* **Exercise instructions**: Quote the listing below in its entirety.

* **Excerpted records**:

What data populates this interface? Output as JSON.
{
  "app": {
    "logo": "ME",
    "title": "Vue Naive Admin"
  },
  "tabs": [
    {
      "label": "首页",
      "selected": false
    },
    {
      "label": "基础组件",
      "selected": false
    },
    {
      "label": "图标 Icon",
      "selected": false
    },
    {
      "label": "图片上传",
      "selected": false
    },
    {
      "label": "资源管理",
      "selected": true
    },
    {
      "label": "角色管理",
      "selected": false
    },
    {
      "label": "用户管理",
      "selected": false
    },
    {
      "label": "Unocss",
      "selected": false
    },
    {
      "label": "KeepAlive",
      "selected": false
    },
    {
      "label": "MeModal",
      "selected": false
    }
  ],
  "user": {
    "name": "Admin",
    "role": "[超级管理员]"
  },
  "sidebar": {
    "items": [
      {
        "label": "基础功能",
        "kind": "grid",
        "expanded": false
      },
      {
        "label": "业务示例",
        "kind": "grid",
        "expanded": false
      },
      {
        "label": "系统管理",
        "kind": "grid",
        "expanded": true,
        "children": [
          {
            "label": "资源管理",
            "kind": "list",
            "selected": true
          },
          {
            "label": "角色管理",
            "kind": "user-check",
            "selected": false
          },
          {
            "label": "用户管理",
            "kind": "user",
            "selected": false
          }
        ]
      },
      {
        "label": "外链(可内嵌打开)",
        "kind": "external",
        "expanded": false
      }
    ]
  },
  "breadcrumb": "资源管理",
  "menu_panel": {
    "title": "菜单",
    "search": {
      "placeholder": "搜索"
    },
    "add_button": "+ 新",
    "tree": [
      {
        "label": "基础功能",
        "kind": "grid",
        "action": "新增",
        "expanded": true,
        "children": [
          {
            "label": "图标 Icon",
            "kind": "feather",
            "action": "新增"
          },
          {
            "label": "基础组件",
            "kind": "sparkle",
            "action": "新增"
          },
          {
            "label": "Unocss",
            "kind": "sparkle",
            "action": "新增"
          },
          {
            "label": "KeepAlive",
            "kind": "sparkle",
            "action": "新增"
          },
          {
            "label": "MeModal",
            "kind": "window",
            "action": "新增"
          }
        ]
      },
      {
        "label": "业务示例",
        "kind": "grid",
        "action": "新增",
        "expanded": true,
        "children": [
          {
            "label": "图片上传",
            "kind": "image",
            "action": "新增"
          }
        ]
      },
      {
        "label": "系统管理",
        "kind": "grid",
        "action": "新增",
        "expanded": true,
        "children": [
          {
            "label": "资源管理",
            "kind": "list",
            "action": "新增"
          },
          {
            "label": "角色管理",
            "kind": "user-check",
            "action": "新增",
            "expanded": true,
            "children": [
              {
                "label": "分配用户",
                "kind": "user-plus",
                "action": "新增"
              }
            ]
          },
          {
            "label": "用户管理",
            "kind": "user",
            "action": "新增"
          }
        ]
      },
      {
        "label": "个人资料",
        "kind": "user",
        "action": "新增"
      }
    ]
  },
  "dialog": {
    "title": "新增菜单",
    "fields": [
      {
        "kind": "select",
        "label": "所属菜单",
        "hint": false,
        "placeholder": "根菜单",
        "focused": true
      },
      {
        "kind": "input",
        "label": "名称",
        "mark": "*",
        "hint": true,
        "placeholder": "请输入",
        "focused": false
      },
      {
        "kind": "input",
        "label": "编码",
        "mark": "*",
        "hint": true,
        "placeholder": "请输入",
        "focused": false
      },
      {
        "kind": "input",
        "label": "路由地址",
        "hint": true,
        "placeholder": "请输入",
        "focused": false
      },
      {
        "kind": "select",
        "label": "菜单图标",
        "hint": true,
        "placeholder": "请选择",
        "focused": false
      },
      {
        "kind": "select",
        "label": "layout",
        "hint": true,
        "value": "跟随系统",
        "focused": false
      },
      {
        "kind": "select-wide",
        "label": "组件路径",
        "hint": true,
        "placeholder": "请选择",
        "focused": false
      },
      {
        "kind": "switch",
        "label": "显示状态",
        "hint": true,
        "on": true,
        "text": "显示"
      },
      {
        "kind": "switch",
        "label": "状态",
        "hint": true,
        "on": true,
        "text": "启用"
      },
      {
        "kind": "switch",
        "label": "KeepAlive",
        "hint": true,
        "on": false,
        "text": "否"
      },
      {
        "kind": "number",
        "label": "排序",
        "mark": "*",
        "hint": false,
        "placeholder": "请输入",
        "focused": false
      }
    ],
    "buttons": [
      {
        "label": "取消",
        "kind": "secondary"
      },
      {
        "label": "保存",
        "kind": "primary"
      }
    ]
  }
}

* **Answer**:
What data populates this interface? Output as JSON.
{
  "app": {
    "logo": "ME",
    "title": "Vue Naive Admin"
  },
  "tabs": [
    {
      "label": "首页",
      "selected": false
    },
    {
      "label": "基础组件",
      "selected": false
    },
    {
      "label": "图标 Icon",
      "selected": false
    },
    {
      "label": "图片上传",
      "selected": false
    },
    {
      "label": "资源管理",
      "selected": true
    },
    {
      "label": "角色管理",
      "selected": false
    },
    {
      "label": "用户管理",
      "selected": false
    },
    {
      "label": "Unocss",
      "selected": false
    },
    {
      "label": "KeepAlive",
      "selected": false
    },
    {
      "label": "MeModal",
      "selected": false
    }
  ],
  "user": {
    "name": "Admin",
    "role": "[超级管理员]"
  },
  "sidebar": {
    "items": [
      {
        "label": "基础功能",
        "kind": "grid",
        "expanded": false
      },
      {
        "label": "业务示例",
        "kind": "grid",
        "expanded": false
      },
      {
        "label": "系统管理",
        "kind": "grid",
        "expanded": true,
        "children": [
          {
            "label": "资源管理",
            "kind": "list",
            "selected": true
          },
          {
            "label": "角色管理",
            "kind": "user-check",
            "selected": false
          },
          {
            "label": "用户管理",
            "kind": "user",
            "selected": false
          }
        ]
      },
      {
        "label": "外链(可内嵌打开)",
        "kind": "external",
        "expanded": false
      }
    ]
  },
  "breadcrumb": "资源管理",
  "menu_panel": {
    "title": "菜单",
    "search": {
      "placeholder": "搜索"
    },
    "add_button": "+ 新",
    "tree": [
      {
        "label": "基础功能",
        "kind": "grid",
        "action": "新增",
        "expanded": true,
        "children": [
          {
            "label": "图标 Icon",
            "kind": "feather",
            "action": "新增"
          },
          {
            "label": "基础组件",
            "kind": "sparkle",
            "action": "新增"
          },
          {
            "label": "Unocss",
            "kind": "sparkle",
            "action": "新增"
          },
          {
            "label": "KeepAlive",
            "kind": "sparkle",
            "action": "新增"
          },
          {
            "label": "MeModal",
            "kind": "window",
            "action": "新增"
          }
        ]
      },
      {
        "label": "业务示例",
        "kind": "grid",
        "action": "新增",
        "expanded": true,
        "children": [
          {
            "label": "图片上传",
            "kind": "image",
            "action": "新增"
          }
        ]
      },
      {
        "label": "系统管理",
        "kind": "grid",
        "action": "新增",
        "expanded": true,
        "children": [
          {
            "label": "资源管理",
            "kind": "list",
            "action": "新增"
          },
          {
            "label": "角色管理",
            "kind": "user-check",
            "action": "新增",
            "expanded": true,
            "children": [
              {
                "label": "分配用户",
                "kind": "user-plus",
                "action": "新增"
              }
            ]
          },
          {
            "label": "用户管理",
            "kind": "user",
            "action": "新增"
          }
        ]
      },
      {
        "label": "个人资料",
        "kind": "user",
        "action": "新增"
      }
    ]
  },
  "dialog": {
    "title": "新增菜单",
    "fields": [
      {
        "kind": "select",
        "label": "所属菜单",
        "hint": false,
        "placeholder": "根菜单",
        "focused": true
      },
      {
        "kind": "input",
        "label": "名称",
        "mark": "*",
        "hint": true,
        "placeholder": "请输入",
        "focused": false
      },
      {
        "kind": "input",
        "label": "编码",
        "mark": "*",
        "hint": true,
        "placeholder": "请输入",
        "focused": false
      },
      {
        "kind": "input",
        "label": "路由地址",
        "hint": true,
        "placeholder": "请输入",
        "focused": false
      },
      {
        "kind": "select",
        "label": "菜单图标",
        "hint": true,
        "placeholder": "请选择",
        "focused": false
      },
      {
        "kind": "select",
        "label": "layout",
        "hint": true,
        "value": "跟随系统",
        "focused": false
      },
      {
        "kind": "select-wide",
        "label": "组件路径",
        "hint": true,
        "placeholder": "请选择",
        "focused": false
      },
      {
        "kind": "switch",
        "label": "显示状态",
        "hint": true,
        "on": true,
        "text": "显示"
      },
      {
        "kind": "switch",
        "label": "状态",
        "hint": true,
        "on": true,
        "text": "启用"
      },
      {
        "kind": "switch",
        "label": "KeepAlive",
        "hint": true,
        "on": false,
        "text": "否"
      },
      {
        "kind": "number",
        "label": "排序",
        "mark": "*",
        "hint": false,
        "placeholder": "请输入",
        "focused": false
      }
    ],
    "buttons": [
      {
        "label": "取消",
        "kind": "secondary"
      },
      {
        "label": "保存",
        "kind": "primary"
      }
    ]
  }
}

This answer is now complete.